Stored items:
========================
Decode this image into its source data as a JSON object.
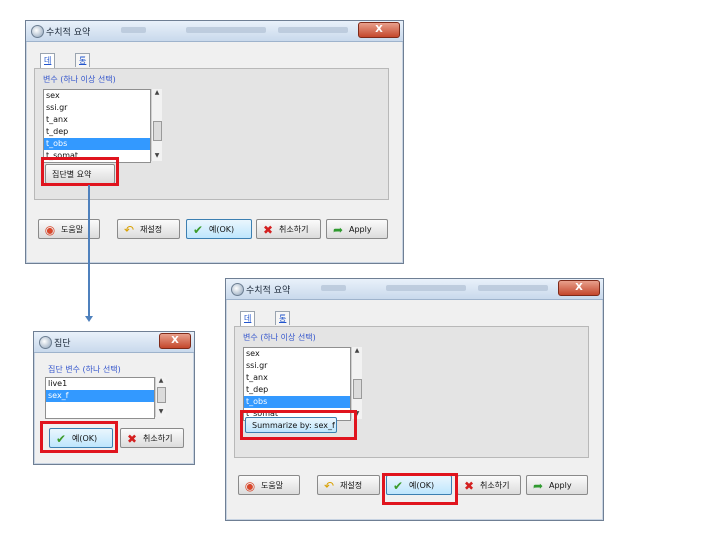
{
  "window1": {
    "title": "수치적 요약",
    "close": "X",
    "tabs": [
      "데이터",
      "통계"
    ],
    "group_label": "변수 (하나 이상 선택)",
    "variables": [
      "sex",
      "ssi.gr",
      "t_anx",
      "t_dep",
      "t_obs",
      "t_somat"
    ],
    "selected_variable": "t_obs",
    "summarize_button": "집단별 요약",
    "buttons": {
      "help": "도움말",
      "reset": "재설정",
      "ok": "예(OK)",
      "cancel": "취소하기",
      "apply": "Apply"
    }
  },
  "window2": {
    "title": "집단",
    "close": "X",
    "group_label": "집단 변수 (하나 선택)",
    "variables": [
      "live1",
      "sex_f"
    ],
    "selected_variable": "sex_f",
    "buttons": {
      "ok": "예(OK)",
      "cancel": "취소하기"
    }
  },
  "window3": {
    "title": "수치적 요약",
    "close": "X",
    "tabs": [
      "데이터",
      "통계"
    ],
    "group_label": "변수 (하나 이상 선택)",
    "variables": [
      "sex",
      "ssi.gr",
      "t_anx",
      "t_dep",
      "t_obs",
      "t_somat"
    ],
    "selected_variable": "t_obs",
    "summarize_button": "Summarize by: sex_f",
    "buttons": {
      "help": "도움말",
      "reset": "재설정",
      "ok": "예(OK)",
      "cancel": "취소하기",
      "apply": "Apply"
    }
  },
  "colors": {
    "highlight": "#e0141e",
    "connector": "#4f81bd",
    "selection": "#3399ff"
  },
  "icons": {
    "help": "lifebuoy-icon",
    "reset": "undo-arrow-icon",
    "ok": "checkmark-icon",
    "cancel": "x-cross-icon",
    "apply": "apply-arrow-icon"
  }
}
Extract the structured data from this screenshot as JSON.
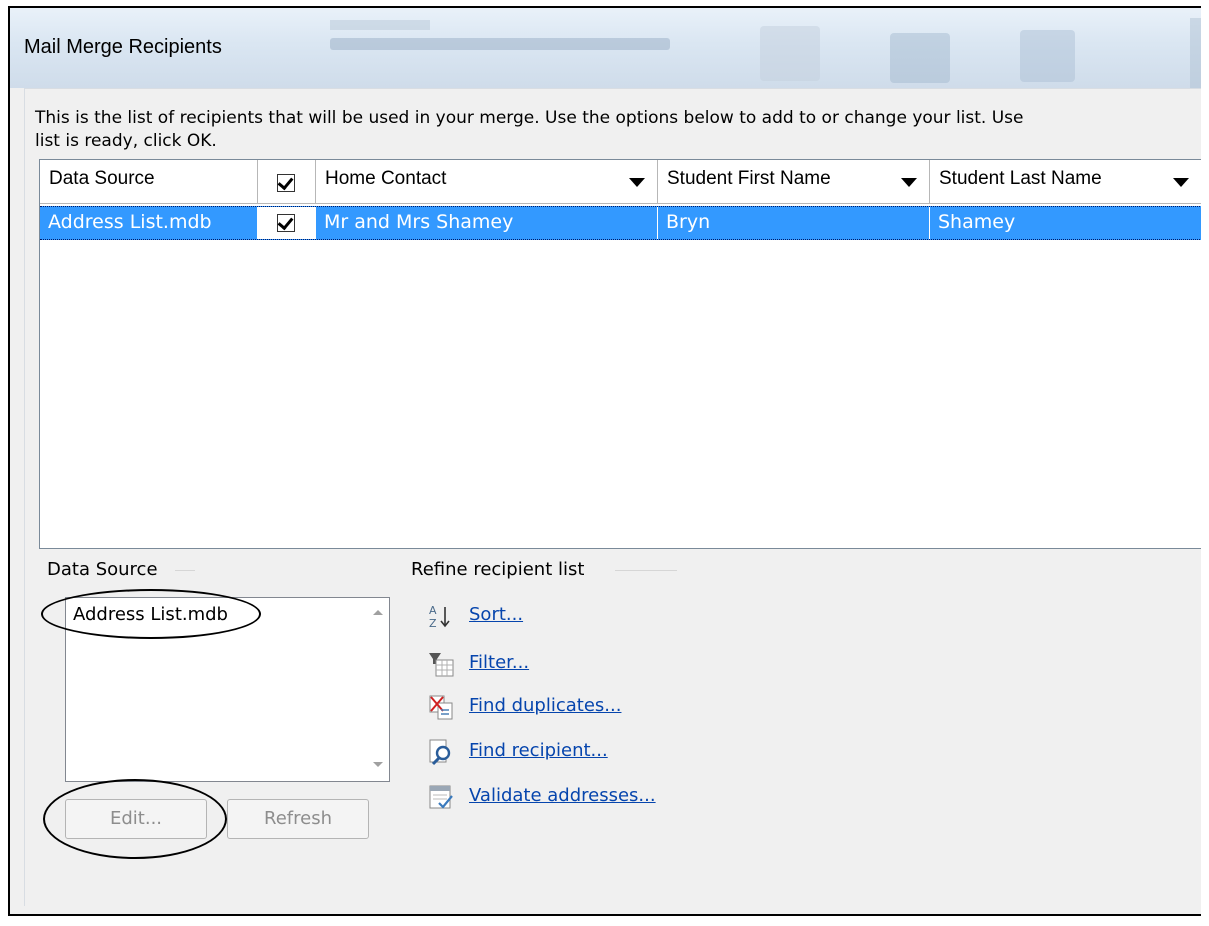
{
  "window": {
    "title": "Mail Merge Recipients"
  },
  "instructions": "This is the list of recipients that will be used in your merge.  Use the options below to add to or change your list.  Use\nlist is ready, click OK.",
  "grid": {
    "columns": [
      {
        "label": "Data Source",
        "dropdown": false
      },
      {
        "label": "",
        "checkbox": true,
        "checked": true
      },
      {
        "label": "Home Contact",
        "dropdown": true
      },
      {
        "label": "Student First Name",
        "dropdown": true
      },
      {
        "label": "Student Last Name",
        "dropdown": true
      }
    ],
    "rows": [
      {
        "source": "Address List.mdb",
        "checked": true,
        "home_contact": "Mr and Mrs Shamey",
        "first_name": "Bryn",
        "last_name": "Shamey",
        "selected": true
      }
    ]
  },
  "data_source": {
    "label": "Data Source",
    "items": [
      "Address List.mdb"
    ],
    "edit_label": "Edit...",
    "refresh_label": "Refresh"
  },
  "refine": {
    "label": "Refine recipient list",
    "items": [
      {
        "label": "Sort...",
        "icon": "sort-az-icon"
      },
      {
        "label": "Filter...",
        "icon": "filter-icon"
      },
      {
        "label": "Find duplicates...",
        "icon": "find-duplicates-icon"
      },
      {
        "label": "Find recipient...",
        "icon": "find-recipient-icon"
      },
      {
        "label": "Validate addresses...",
        "icon": "validate-addresses-icon"
      }
    ]
  },
  "colors": {
    "selection": "#3399ff",
    "link": "#0645ad",
    "panel": "#f0f0f0"
  }
}
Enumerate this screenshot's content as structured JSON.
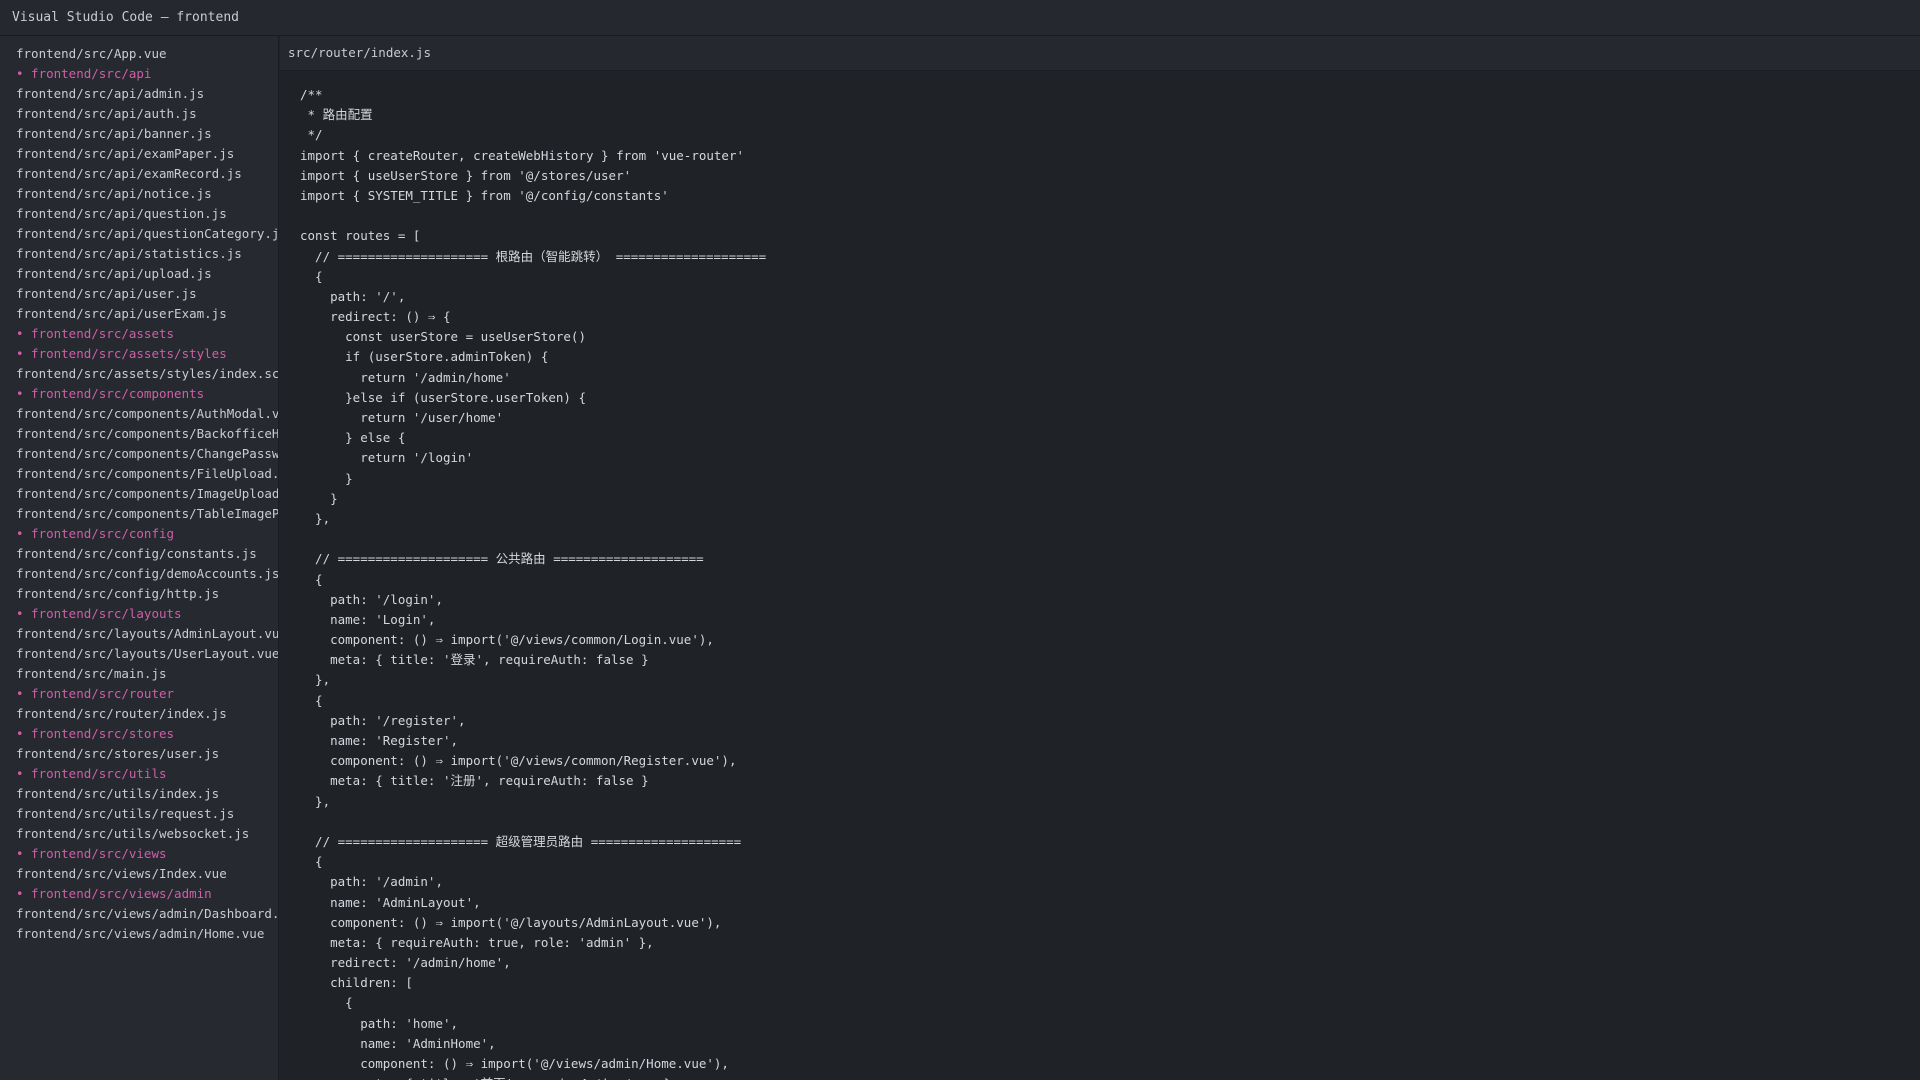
{
  "window": {
    "title": "Visual Studio Code — frontend"
  },
  "sidebar": {
    "items": [
      {
        "label": "frontend/src/App.vue",
        "folder": false
      },
      {
        "label": "• frontend/src/api",
        "folder": true
      },
      {
        "label": "frontend/src/api/admin.js",
        "folder": false
      },
      {
        "label": "frontend/src/api/auth.js",
        "folder": false
      },
      {
        "label": "frontend/src/api/banner.js",
        "folder": false
      },
      {
        "label": "frontend/src/api/examPaper.js",
        "folder": false
      },
      {
        "label": "frontend/src/api/examRecord.js",
        "folder": false
      },
      {
        "label": "frontend/src/api/notice.js",
        "folder": false
      },
      {
        "label": "frontend/src/api/question.js",
        "folder": false
      },
      {
        "label": "frontend/src/api/questionCategory.js",
        "folder": false
      },
      {
        "label": "frontend/src/api/statistics.js",
        "folder": false
      },
      {
        "label": "frontend/src/api/upload.js",
        "folder": false
      },
      {
        "label": "frontend/src/api/user.js",
        "folder": false
      },
      {
        "label": "frontend/src/api/userExam.js",
        "folder": false
      },
      {
        "label": "• frontend/src/assets",
        "folder": true
      },
      {
        "label": "• frontend/src/assets/styles",
        "folder": true
      },
      {
        "label": "frontend/src/assets/styles/index.scss",
        "folder": false
      },
      {
        "label": "• frontend/src/components",
        "folder": true
      },
      {
        "label": "frontend/src/components/AuthModal.vue",
        "folder": false
      },
      {
        "label": "frontend/src/components/BackofficeHom",
        "folder": false
      },
      {
        "label": "frontend/src/components/ChangePasswor",
        "folder": false
      },
      {
        "label": "frontend/src/components/FileUpload.vu",
        "folder": false
      },
      {
        "label": "frontend/src/components/ImageUpload.v",
        "folder": false
      },
      {
        "label": "frontend/src/components/TableImagePre",
        "folder": false
      },
      {
        "label": "• frontend/src/config",
        "folder": true
      },
      {
        "label": "frontend/src/config/constants.js",
        "folder": false
      },
      {
        "label": "frontend/src/config/demoAccounts.js",
        "folder": false
      },
      {
        "label": "frontend/src/config/http.js",
        "folder": false
      },
      {
        "label": "• frontend/src/layouts",
        "folder": true
      },
      {
        "label": "frontend/src/layouts/AdminLayout.vue",
        "folder": false
      },
      {
        "label": "frontend/src/layouts/UserLayout.vue",
        "folder": false
      },
      {
        "label": "frontend/src/main.js",
        "folder": false
      },
      {
        "label": "• frontend/src/router",
        "folder": true
      },
      {
        "label": "frontend/src/router/index.js",
        "folder": false
      },
      {
        "label": "• frontend/src/stores",
        "folder": true
      },
      {
        "label": "frontend/src/stores/user.js",
        "folder": false
      },
      {
        "label": "• frontend/src/utils",
        "folder": true
      },
      {
        "label": "frontend/src/utils/index.js",
        "folder": false
      },
      {
        "label": "frontend/src/utils/request.js",
        "folder": false
      },
      {
        "label": "frontend/src/utils/websocket.js",
        "folder": false
      },
      {
        "label": "• frontend/src/views",
        "folder": true
      },
      {
        "label": "frontend/src/views/Index.vue",
        "folder": false
      },
      {
        "label": "• frontend/src/views/admin",
        "folder": true
      },
      {
        "label": "frontend/src/views/admin/Dashboard.vu",
        "folder": false
      },
      {
        "label": "frontend/src/views/admin/Home.vue",
        "folder": false
      }
    ]
  },
  "editor": {
    "tab_label": "src/router/index.js",
    "lines": [
      "/**",
      " * 路由配置",
      " */",
      "import { createRouter, createWebHistory } from 'vue-router'",
      "import { useUserStore } from '@/stores/user'",
      "import { SYSTEM_TITLE } from '@/config/constants'",
      "",
      "const routes = [",
      "  // ==================== 根路由（智能跳转） ====================",
      "  {",
      "    path: '/',",
      "    redirect: () ⇒ {",
      "      const userStore = useUserStore()",
      "      if (userStore.adminToken) {",
      "        return '/admin/home'",
      "      }else if (userStore.userToken) {",
      "        return '/user/home'",
      "      } else {",
      "        return '/login'",
      "      }",
      "    }",
      "  },",
      "",
      "  // ==================== 公共路由 ====================",
      "  {",
      "    path: '/login',",
      "    name: 'Login',",
      "    component: () ⇒ import('@/views/common/Login.vue'),",
      "    meta: { title: '登录', requireAuth: false }",
      "  },",
      "  {",
      "    path: '/register',",
      "    name: 'Register',",
      "    component: () ⇒ import('@/views/common/Register.vue'),",
      "    meta: { title: '注册', requireAuth: false }",
      "  },",
      "",
      "  // ==================== 超级管理员路由 ====================",
      "  {",
      "    path: '/admin',",
      "    name: 'AdminLayout',",
      "    component: () ⇒ import('@/layouts/AdminLayout.vue'),",
      "    meta: { requireAuth: true, role: 'admin' },",
      "    redirect: '/admin/home',",
      "    children: [",
      "      {",
      "        path: 'home',",
      "        name: 'AdminHome',",
      "        component: () ⇒ import('@/views/admin/Home.vue'),",
      "        meta: { title: '首页', requireAuth: true }"
    ]
  }
}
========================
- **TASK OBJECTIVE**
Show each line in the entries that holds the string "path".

- **SOLUTION**
      "    path: '/',",
      "    path: '/login',",
      "    path: '/register',",
      "    path: '/admin',",
      "        path: 'home',",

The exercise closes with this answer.